» What you have to do: Scan the records for "Excellence". Show the matching lines.

::: Material provided

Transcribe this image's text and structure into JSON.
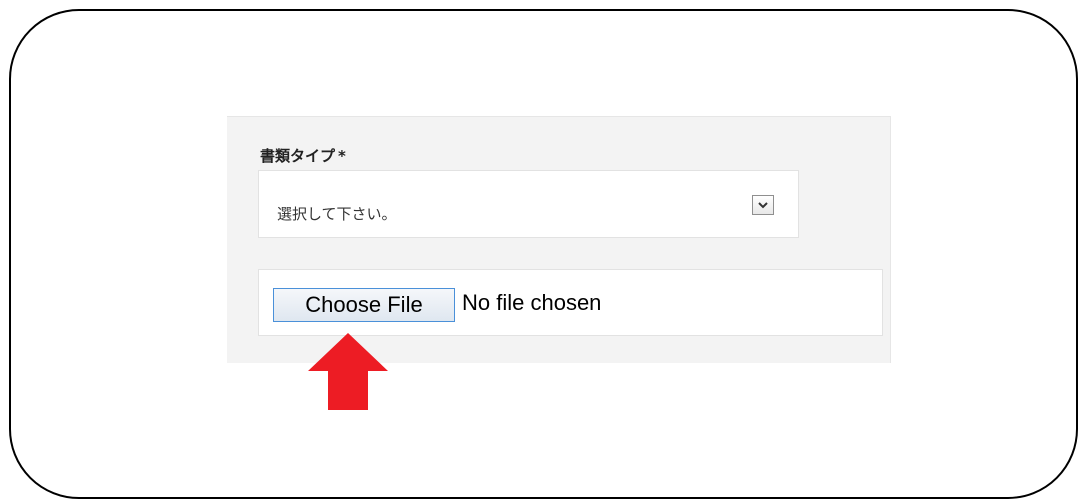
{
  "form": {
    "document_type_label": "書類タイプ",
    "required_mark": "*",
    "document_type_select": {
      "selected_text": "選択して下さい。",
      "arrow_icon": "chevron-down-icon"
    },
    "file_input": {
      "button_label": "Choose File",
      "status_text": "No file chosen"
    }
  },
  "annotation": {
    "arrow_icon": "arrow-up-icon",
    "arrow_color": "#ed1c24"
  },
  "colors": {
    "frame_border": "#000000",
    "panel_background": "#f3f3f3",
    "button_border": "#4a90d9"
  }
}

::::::
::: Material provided

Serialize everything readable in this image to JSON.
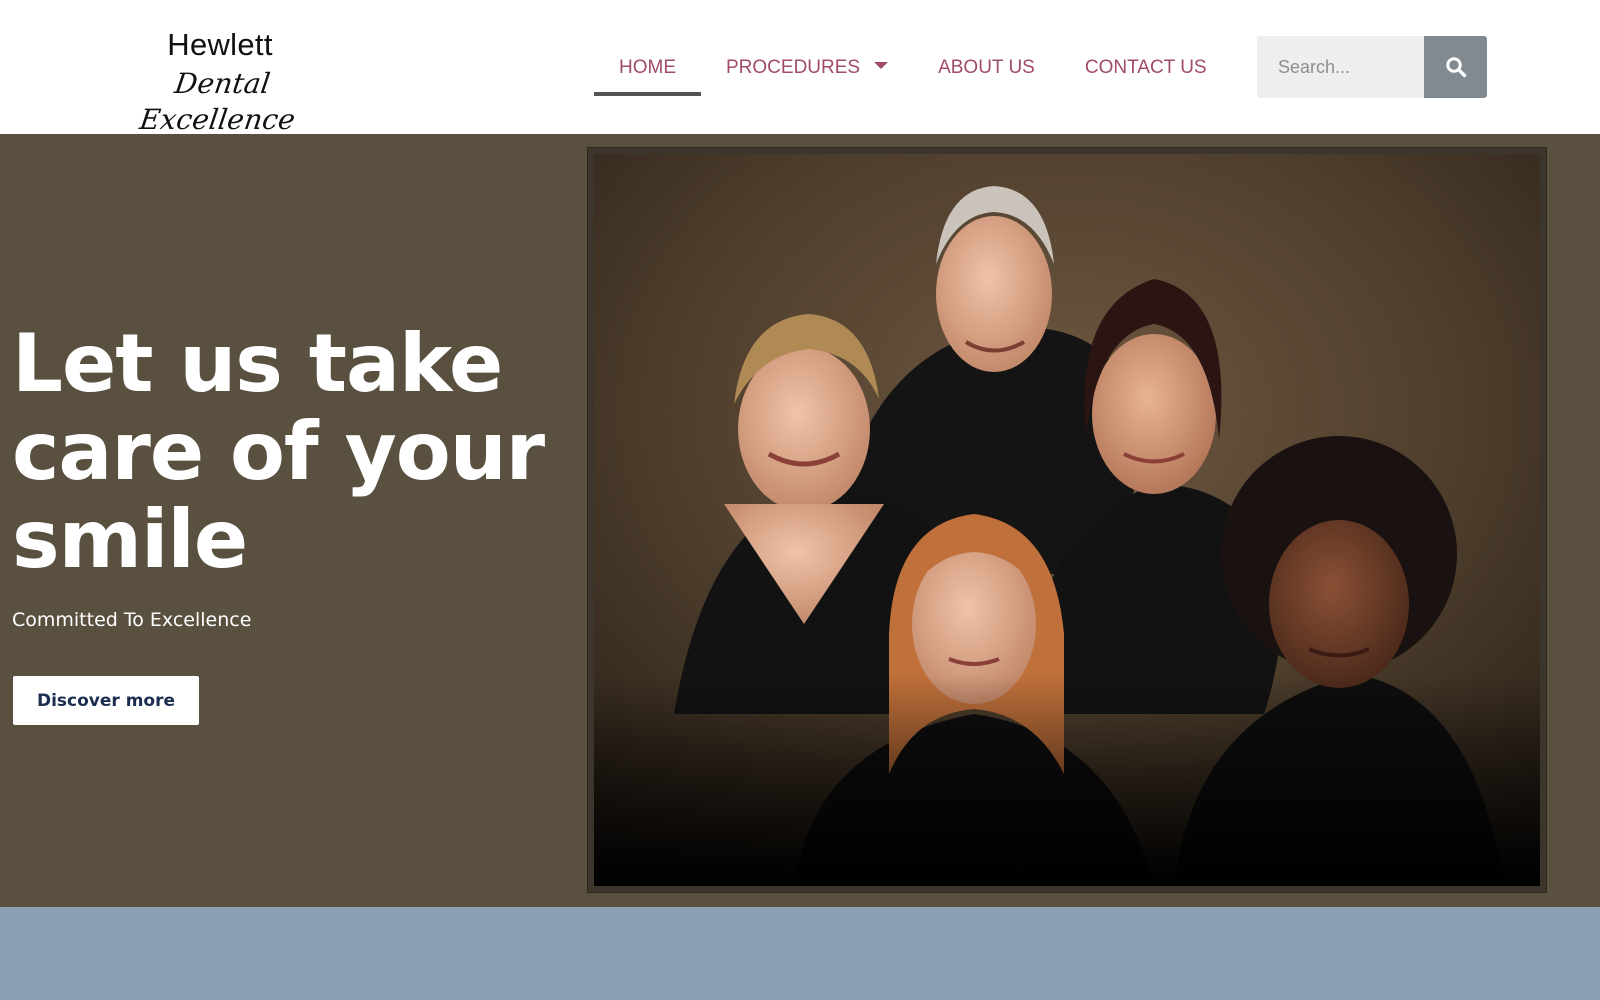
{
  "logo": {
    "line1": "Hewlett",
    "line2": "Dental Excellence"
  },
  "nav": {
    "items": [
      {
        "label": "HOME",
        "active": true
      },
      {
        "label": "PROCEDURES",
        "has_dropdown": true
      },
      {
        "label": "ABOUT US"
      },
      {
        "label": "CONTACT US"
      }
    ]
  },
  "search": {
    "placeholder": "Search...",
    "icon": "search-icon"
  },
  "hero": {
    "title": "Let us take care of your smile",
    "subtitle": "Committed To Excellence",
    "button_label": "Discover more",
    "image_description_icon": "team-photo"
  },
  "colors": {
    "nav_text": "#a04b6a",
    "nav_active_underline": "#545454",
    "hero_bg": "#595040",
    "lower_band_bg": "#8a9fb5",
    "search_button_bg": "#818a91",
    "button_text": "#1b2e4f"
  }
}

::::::

» The answer:
    "line2": "Dental Excellence"
    "subtitle": "Committed To Excellence",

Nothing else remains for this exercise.